*Work instruction:* Reproduce the records below in full and exactly, without their images.

----------------------------------------

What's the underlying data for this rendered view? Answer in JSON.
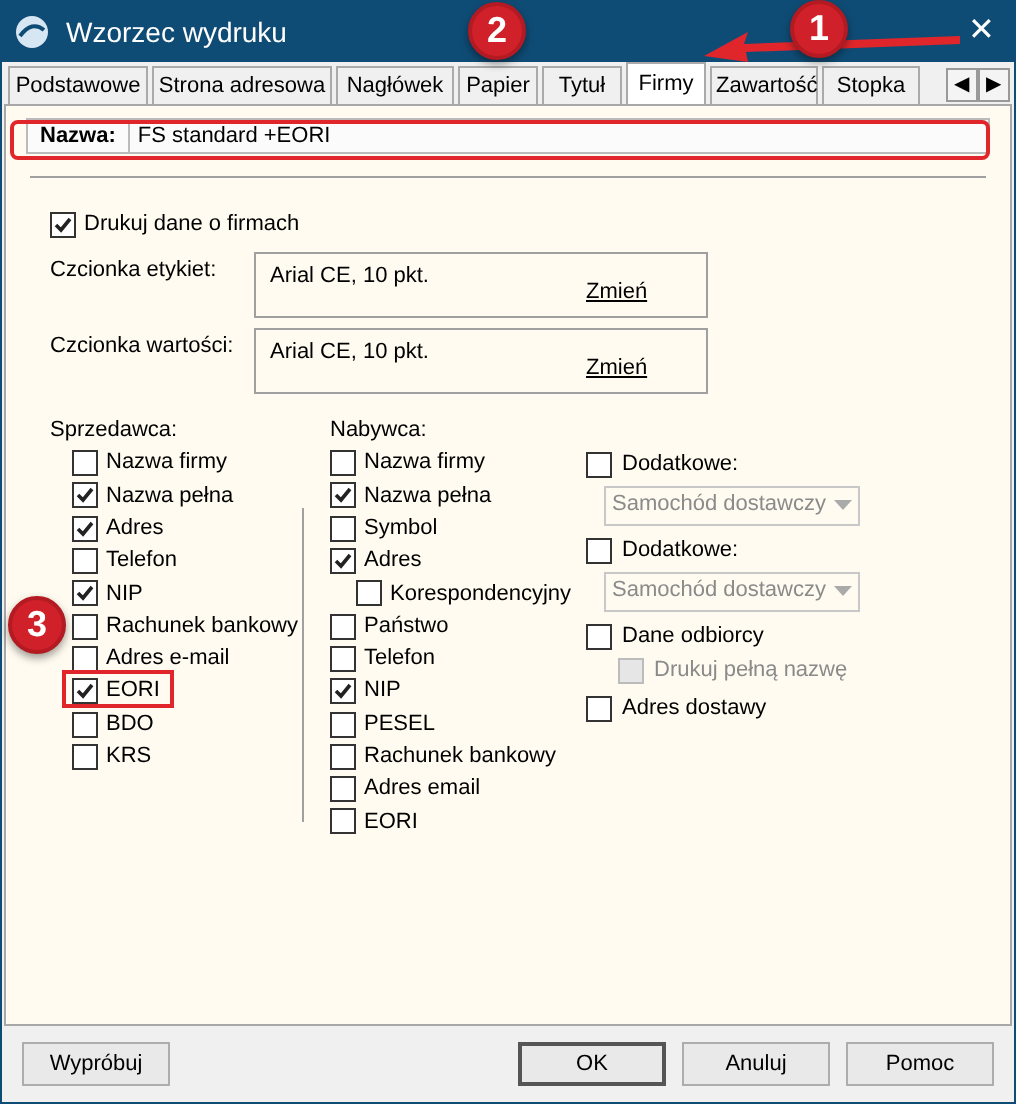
{
  "window": {
    "title": "Wzorzec wydruku",
    "close": "✕"
  },
  "tabs": [
    {
      "label": "Podstawowe",
      "selected": false
    },
    {
      "label": "Strona adresowa",
      "selected": false
    },
    {
      "label": "Nagłówek",
      "selected": false
    },
    {
      "label": "Papier",
      "selected": false
    },
    {
      "label": "Tytuł",
      "selected": false
    },
    {
      "label": "Firmy",
      "selected": true
    },
    {
      "label": "Zawartość",
      "selected": false
    },
    {
      "label": "Stopka",
      "selected": false
    }
  ],
  "tab_scroll": [
    "◀",
    "▶"
  ],
  "name_field": {
    "label": "Nazwa:",
    "value": "FS standard +EORI"
  },
  "print_companies": {
    "label": "Drukuj dane o firmach",
    "checked": true
  },
  "fonts": [
    {
      "label": "Czcionka etykiet:",
      "value": "Arial CE, 10 pkt.",
      "link": "Zmień"
    },
    {
      "label": "Czcionka wartości:",
      "value": "Arial CE, 10 pkt.",
      "link": "Zmień"
    }
  ],
  "seller": {
    "title": "Sprzedawca:",
    "items": [
      {
        "label": "Nazwa firmy",
        "checked": false
      },
      {
        "label": "Nazwa pełna",
        "checked": true
      },
      {
        "label": "Adres",
        "checked": true
      },
      {
        "label": "Telefon",
        "checked": false
      },
      {
        "label": "NIP",
        "checked": true
      },
      {
        "label": "Rachunek bankowy",
        "checked": false
      },
      {
        "label": "Adres e-mail",
        "checked": false
      },
      {
        "label": "EORI",
        "checked": true
      },
      {
        "label": "BDO",
        "checked": false
      },
      {
        "label": "KRS",
        "checked": false
      }
    ]
  },
  "buyer": {
    "title": "Nabywca:",
    "items": [
      {
        "label": "Nazwa firmy",
        "checked": false
      },
      {
        "label": "Nazwa pełna",
        "checked": true
      },
      {
        "label": "Symbol",
        "checked": false
      },
      {
        "label": "Adres",
        "checked": true,
        "children": [
          {
            "label": "Korespondencyjny",
            "checked": false
          }
        ]
      },
      {
        "label": "Państwo",
        "checked": false
      },
      {
        "label": "Telefon",
        "checked": false
      },
      {
        "label": "NIP",
        "checked": true
      },
      {
        "label": "PESEL",
        "checked": false
      },
      {
        "label": "Rachunek bankowy",
        "checked": false
      },
      {
        "label": "Adres email",
        "checked": false
      },
      {
        "label": "EORI",
        "checked": false
      }
    ]
  },
  "extra": [
    {
      "kind": "checkbox",
      "label": "Dodatkowe:",
      "checked": false,
      "disabled": false
    },
    {
      "kind": "dropdown",
      "value": "Samochód dostawczy",
      "disabled": true
    },
    {
      "kind": "checkbox",
      "label": "Dodatkowe:",
      "checked": false,
      "disabled": false
    },
    {
      "kind": "dropdown",
      "value": "Samochód dostawczy",
      "disabled": true
    },
    {
      "kind": "checkbox",
      "label": "Dane odbiorcy",
      "checked": false,
      "disabled": false
    },
    {
      "kind": "subcheckbox",
      "label": "Drukuj pełną nazwę",
      "checked": false,
      "disabled": true
    },
    {
      "kind": "checkbox",
      "label": "Adres dostawy",
      "checked": false,
      "disabled": false
    }
  ],
  "buttons": {
    "left": [
      "Wypróbuj"
    ],
    "right": [
      "OK",
      "Anuluj",
      "Pomoc"
    ]
  },
  "annotations": [
    "1",
    "2",
    "3"
  ]
}
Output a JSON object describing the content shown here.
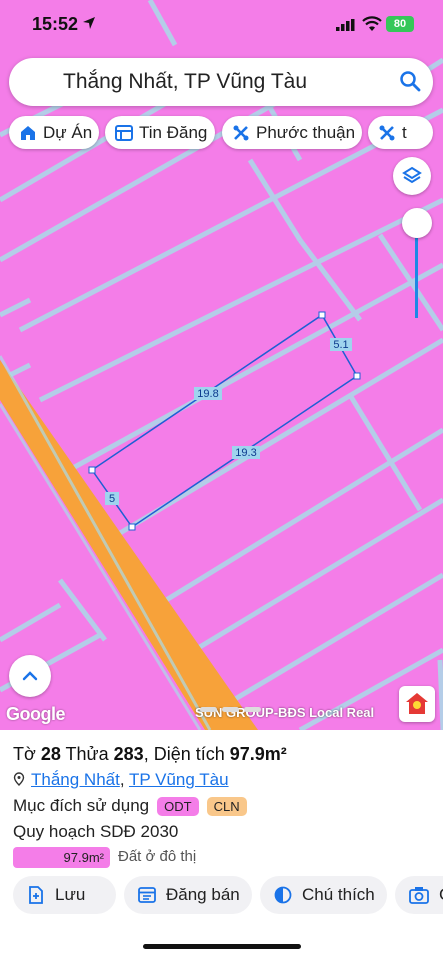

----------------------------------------

*Expected answer:*
What's the underlying data for this rendered view? Answer in JSON.
{
  "window": {
    "title": "Wzorzec wydruku",
    "close": "✕"
  },
  "tabs": [
    {
      "label": "Podstawowe",
      "selected": false
    },
    {
      "label": "Strona adresowa",
      "selected": false
    },
    {
      "label": "Nagłówek",
      "selected": false
    },
    {
      "label": "Papier",
      "selected": false
    },
    {
      "label": "Tytuł",
      "selected": false
    },
    {
      "label": "Firmy",
      "selected": true
    },
    {
      "label": "Zawartość",
      "selected": false
    },
    {
      "label": "Stopka",
      "selected": false
    }
  ],
  "tab_scroll": [
    "◀",
    "▶"
  ],
  "name_field": {
    "label": "Nazwa:",
    "value": "FS standard +EORI"
  },
  "print_companies": {
    "label": "Drukuj dane o firmach",
    "checked": true
  },
  "fonts": [
    {
      "label": "Czcionka etykiet:",
      "value": "Arial CE, 10 pkt.",
      "link": "Zmień"
    },
    {
      "label": "Czcionka wartości:",
      "value": "Arial CE, 10 pkt.",
      "link": "Zmień"
    }
  ],
  "seller": {
    "title": "Sprzedawca:",
    "items": [
      {
        "label": "Nazwa firmy",
        "checked": false
      },
      {
        "label": "Nazwa pełna",
        "checked": true
      },
      {
        "label": "Adres",
        "checked": true
      },
      {
        "label": "Telefon",
        "checked": false
      },
      {
        "label": "NIP",
        "checked": true
      },
      {
        "label": "Rachunek bankowy",
        "checked": false
      },
      {
        "label": "Adres e-mail",
        "checked": false
      },
      {
        "label": "EORI",
        "checked": true
      },
      {
        "label": "BDO",
        "checked": false
      },
      {
        "label": "KRS",
        "checked": false
      }
    ]
  },
  "buyer": {
    "title": "Nabywca:",
    "items": [
      {
        "label": "Nazwa firmy",
        "checked": false
      },
      {
        "label": "Nazwa pełna",
        "checked": true
      },
      {
        "label": "Symbol",
        "checked": false
      },
      {
        "label": "Adres",
        "checked": true,
        "children": [
          {
            "label": "Korespondencyjny",
            "checked": false
          }
        ]
      },
      {
        "label": "Państwo",
        "checked": false
      },
      {
        "label": "Telefon",
        "checked": false
      },
      {
        "label": "NIP",
        "checked": true
      },
      {
        "label": "PESEL",
        "checked": false
      },
      {
        "label": "Rachunek bankowy",
        "checked": false
      },
      {
        "label": "Adres email",
        "checked": false
      },
      {
        "label": "EORI",
        "checked": false
      }
    ]
  },
  "extra": [
    {
      "kind": "checkbox",
      "label": "Dodatkowe:",
      "checked": false,
      "disabled": false
    },
    {
      "kind": "dropdown",
      "value": "Samochód dostawczy",
      "disabled": true
    },
    {
      "kind": "checkbox",
      "label": "Dodatkowe:",
      "checked": false,
      "disabled": false
    },
    {
      "kind": "dropdown",
      "value": "Samochód dostawczy",
      "disabled": true
    },
    {
      "kind": "checkbox",
      "label": "Dane odbiorcy",
      "checked": false,
      "disabled": false
    },
    {
      "kind": "subcheckbox",
      "label": "Drukuj pełną nazwę",
      "checked": false,
      "disabled": true
    },
    {
      "kind": "checkbox",
      "label": "Adres dostawy",
      "checked": false,
      "disabled": false
    }
  ],
  "buttons": {
    "left": [
      "Wypróbuj"
    ],
    "right": [
      "OK",
      "Anuluj",
      "Pomoc"
    ]
  },
  "annotations": [
    "1",
    "2",
    "3"
  ]
}
Output a JSON object describing the content shown here.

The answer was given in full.